The energy crisis is worsening after shutdown of only power station in the Strip. Fuel donated by Turkey and Qatar has run out. Palestinians in Gaza also struggling because of the cuts decided by the Palestinian Authority in Ramallah. The Gaza and Ramallah authorities blame each other. The UN warns of 'uninhabitable' by 2020
Gaza (AsiaNews) - The Gaza Strip is likely to remain "in the dark" as the gap between authorities in Gaza and Ramallah, Hamas and Fatah, deepens. Meanwhile, residents in the Strip are living in increasingly difficult conditions due to the lack of electricity and the recent salary cuts implemented by Fatah.
On April 19th, the UN envoy for the peace process, Nickolay Mladenov, expressed deep concern over the tense situation, calling for the two Palestinian authorities to deal with the electrical problem.
The energy situation in Gaza worsened when, on April 16, the only power station in the Strip ceased operations because it was left without fuel. The latest stockpiles, donated by Turkey and Qatar, have run out, and Gaza claims that they cannot afford to buy more because of taxes imposed by the Palestinian Authority (PA) in Ramallah.
On April 17, the Gaza Electricity Distribution Company claimed that the power plant could only provide one-third of the electricity it would need: 133 megawatts per day, compared to the 450 and 500 needed. Israel provides 120 megawatts and Egypt only 13, after disconnecting one of the power lines on April 18th last.
The energy situation in the Strip is a cause of continued tensions between Fatah, the leader of the Palestinian Authority and Hamas, the authority in the Strip.
The Gaza Energy Authority had warned at the beginning of the month that the power plant would stop working.
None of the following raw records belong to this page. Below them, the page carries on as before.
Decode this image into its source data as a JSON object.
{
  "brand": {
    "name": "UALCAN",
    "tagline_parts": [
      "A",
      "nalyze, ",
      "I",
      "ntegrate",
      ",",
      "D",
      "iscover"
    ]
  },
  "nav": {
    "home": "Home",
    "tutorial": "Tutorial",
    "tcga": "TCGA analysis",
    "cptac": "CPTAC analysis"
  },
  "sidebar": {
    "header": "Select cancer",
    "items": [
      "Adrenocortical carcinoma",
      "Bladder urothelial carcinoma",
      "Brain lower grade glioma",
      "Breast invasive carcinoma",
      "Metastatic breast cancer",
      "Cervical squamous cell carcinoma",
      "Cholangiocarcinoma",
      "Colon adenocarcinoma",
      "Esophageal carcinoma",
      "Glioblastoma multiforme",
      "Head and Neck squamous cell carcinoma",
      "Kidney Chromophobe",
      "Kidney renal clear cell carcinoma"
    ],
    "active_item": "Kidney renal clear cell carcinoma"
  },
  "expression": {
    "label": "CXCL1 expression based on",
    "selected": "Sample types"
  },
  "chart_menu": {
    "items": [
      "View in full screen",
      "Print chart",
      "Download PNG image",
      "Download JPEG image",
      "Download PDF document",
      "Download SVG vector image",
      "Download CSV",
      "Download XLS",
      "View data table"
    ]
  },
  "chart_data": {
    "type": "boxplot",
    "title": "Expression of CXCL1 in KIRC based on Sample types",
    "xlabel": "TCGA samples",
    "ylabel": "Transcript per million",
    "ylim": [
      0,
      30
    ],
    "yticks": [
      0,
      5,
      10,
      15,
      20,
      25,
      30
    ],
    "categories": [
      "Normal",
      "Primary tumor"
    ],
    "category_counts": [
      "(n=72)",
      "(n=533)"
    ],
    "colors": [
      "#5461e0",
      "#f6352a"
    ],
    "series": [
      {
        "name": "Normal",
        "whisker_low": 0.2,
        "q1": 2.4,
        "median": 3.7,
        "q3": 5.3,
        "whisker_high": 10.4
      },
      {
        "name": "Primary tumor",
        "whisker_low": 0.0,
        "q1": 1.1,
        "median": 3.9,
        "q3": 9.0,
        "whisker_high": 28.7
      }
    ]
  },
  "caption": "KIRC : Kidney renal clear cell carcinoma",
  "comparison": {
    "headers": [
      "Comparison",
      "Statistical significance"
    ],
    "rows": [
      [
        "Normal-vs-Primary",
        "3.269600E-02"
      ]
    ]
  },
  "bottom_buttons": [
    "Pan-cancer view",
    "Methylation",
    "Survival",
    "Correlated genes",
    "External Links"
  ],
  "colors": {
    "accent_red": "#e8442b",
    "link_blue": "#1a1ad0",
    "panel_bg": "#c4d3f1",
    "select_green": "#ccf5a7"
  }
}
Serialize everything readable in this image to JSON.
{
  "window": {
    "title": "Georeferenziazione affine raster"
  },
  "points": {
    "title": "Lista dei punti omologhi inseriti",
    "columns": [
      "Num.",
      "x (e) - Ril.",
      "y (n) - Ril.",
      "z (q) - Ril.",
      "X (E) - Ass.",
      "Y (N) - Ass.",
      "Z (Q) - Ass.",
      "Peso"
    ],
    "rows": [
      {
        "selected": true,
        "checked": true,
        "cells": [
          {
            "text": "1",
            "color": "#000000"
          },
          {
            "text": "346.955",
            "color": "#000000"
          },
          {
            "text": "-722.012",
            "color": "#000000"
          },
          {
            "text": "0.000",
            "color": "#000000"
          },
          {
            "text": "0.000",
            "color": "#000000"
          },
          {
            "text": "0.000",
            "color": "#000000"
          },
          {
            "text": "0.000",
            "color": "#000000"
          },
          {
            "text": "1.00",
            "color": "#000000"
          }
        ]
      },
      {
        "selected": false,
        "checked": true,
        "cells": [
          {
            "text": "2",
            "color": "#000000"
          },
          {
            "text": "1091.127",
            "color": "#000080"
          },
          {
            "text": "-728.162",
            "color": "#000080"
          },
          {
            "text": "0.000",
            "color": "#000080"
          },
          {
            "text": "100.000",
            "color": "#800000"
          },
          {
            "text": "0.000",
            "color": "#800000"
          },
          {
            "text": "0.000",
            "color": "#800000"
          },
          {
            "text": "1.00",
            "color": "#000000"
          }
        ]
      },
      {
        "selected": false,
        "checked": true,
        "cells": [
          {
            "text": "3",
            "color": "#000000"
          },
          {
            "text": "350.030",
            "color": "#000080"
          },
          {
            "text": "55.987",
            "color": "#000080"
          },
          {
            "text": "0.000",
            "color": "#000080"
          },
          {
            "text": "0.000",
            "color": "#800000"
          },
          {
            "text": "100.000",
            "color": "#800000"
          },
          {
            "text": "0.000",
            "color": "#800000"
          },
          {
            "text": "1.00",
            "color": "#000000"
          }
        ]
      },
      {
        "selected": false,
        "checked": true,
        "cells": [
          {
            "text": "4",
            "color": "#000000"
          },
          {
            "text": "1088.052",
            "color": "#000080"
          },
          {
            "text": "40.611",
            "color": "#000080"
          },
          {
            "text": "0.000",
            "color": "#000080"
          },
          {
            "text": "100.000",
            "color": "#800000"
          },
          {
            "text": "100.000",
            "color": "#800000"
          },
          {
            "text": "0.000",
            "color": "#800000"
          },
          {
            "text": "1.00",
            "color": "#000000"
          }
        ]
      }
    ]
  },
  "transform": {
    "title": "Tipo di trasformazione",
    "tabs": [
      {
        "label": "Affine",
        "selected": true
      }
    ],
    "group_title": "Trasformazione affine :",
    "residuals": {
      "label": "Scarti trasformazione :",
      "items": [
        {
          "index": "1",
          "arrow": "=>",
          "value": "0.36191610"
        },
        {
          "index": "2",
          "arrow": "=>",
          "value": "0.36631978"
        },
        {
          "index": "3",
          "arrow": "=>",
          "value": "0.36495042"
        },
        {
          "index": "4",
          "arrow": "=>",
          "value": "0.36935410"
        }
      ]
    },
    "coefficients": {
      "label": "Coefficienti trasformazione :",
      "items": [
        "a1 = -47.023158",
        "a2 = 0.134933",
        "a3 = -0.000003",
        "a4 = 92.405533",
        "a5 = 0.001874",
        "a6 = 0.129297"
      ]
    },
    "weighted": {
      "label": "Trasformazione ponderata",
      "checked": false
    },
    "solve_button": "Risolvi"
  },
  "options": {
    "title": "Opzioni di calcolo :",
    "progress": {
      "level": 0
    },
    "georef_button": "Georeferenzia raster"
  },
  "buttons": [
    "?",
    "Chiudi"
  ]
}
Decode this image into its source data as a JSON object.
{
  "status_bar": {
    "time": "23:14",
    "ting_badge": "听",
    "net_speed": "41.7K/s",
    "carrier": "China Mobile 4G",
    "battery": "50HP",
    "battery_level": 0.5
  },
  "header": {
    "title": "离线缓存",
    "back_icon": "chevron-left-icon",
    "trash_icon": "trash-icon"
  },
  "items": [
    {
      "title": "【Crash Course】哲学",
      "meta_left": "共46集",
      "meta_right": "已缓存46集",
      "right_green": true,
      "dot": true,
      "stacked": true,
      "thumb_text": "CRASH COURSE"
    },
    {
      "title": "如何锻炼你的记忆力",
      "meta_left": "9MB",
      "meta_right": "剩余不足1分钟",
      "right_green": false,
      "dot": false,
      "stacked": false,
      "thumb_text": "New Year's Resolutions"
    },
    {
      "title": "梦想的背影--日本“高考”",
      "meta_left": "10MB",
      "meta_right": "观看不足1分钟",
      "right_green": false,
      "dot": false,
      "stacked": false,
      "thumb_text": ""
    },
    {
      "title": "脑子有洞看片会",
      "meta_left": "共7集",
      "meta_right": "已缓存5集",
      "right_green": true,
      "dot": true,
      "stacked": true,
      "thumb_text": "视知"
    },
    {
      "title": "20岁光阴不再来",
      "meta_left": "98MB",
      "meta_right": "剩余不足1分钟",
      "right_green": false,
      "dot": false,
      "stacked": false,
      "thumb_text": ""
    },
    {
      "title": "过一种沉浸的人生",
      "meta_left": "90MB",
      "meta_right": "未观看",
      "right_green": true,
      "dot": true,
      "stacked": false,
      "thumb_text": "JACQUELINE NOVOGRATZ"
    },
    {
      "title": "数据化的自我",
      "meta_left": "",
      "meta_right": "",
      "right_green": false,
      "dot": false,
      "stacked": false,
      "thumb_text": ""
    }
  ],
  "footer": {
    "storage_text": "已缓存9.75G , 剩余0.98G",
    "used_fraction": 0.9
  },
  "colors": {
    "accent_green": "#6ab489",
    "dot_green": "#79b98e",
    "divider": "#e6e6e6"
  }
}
Creating further tensions was the PA announcement at the beginning of the month of the reduction of about 30% of the salaries of Gaza citizens.
Residents in the strip have told Middle East Eye, however, the cuts were far greater than 30%: " I took a loan last year to help my son in his marriage. After cutting 42 percent of my salary, and paying electricity bills and loan payments, I found nothing in my bank account,"said Moshtaha Mosallem, a 48-year-old health worker in Gaza.
Wage cuts have been justified by the UN envoy Yousif al-Mahmoud's spokesman with the reduction of EU aid. A justification that was not well accepted by Gaza, where several manifestations have poured into the streets.
The result is that Hamas and Anp blame each other for the crisis. Anp says, using the same words as Gaza's revolt, that Hamas is responsible for "creating a new crisis in the Strip."
Abdullah Abdullah, a member of Fatah's revolutionary council, commented: "Taxes have been suspended for many months, but Gaza leaders are holding the money without buying fuel [...] Anp, on the other hand, is paying for electric resources - Coming from Egypt and Israel. "
Taxes are paid by all the inhabitants of the Strip, as the envoy Onu Mladenov says: "Everyone in Gaza must share the weight of the bills. It is the poorest Palestinians to pay the price of the exceptions and privileges they enjoy. "
Interviewed by AsiaNews, Gaza parish priest, Fr. Mario da Silva, said: "The situation is difficult, but there has always been little electricity. We usually have eight hour shifts, but recently I've been down to four, six hours. Four hours of electricity every 12 months. This creates many problems, without counting wage cuts ... people are unhappy: they have no money, there is less electricity, no water, no work. "
The Church is trying to help families for what is possible: "We gave 15 families in the parish panels for solar energy, to have electricity to use for basic things. We do these things to help our people. We hope to be able to give inverter batteries for 30 families. "
The energy problem has serious repercussions on Al Shifa Hospital, the main one in the Strip, particularly for kidney dialysis patients. Gaza Health Ministry spokesman Ashraf al-Qadra said the crisis forced the Ministry to reduce services in hospitals without specifying which ones.
For the UN, Gaza could become uninhabitable by 2020. Robert Piper, UN coordinator for occupied Palestinian Territories, argues that the relationship between Gaza City and Ramallah needs to be resolved in order to solve the problems: "Electricity is a key sector" Which involves many sectors, from healthcare to business. "The commercial sector, already very vulnerable, is devastated by four hours of electricity per day."
A Fatah delegation is expected in Gaza this month to discuss the reunification of the two authorities. However, Hamas leader Hammad al-Ruqab on April 17 rejected the prospect of bilateral talks that "would only cement the siege on the Gaza Strip".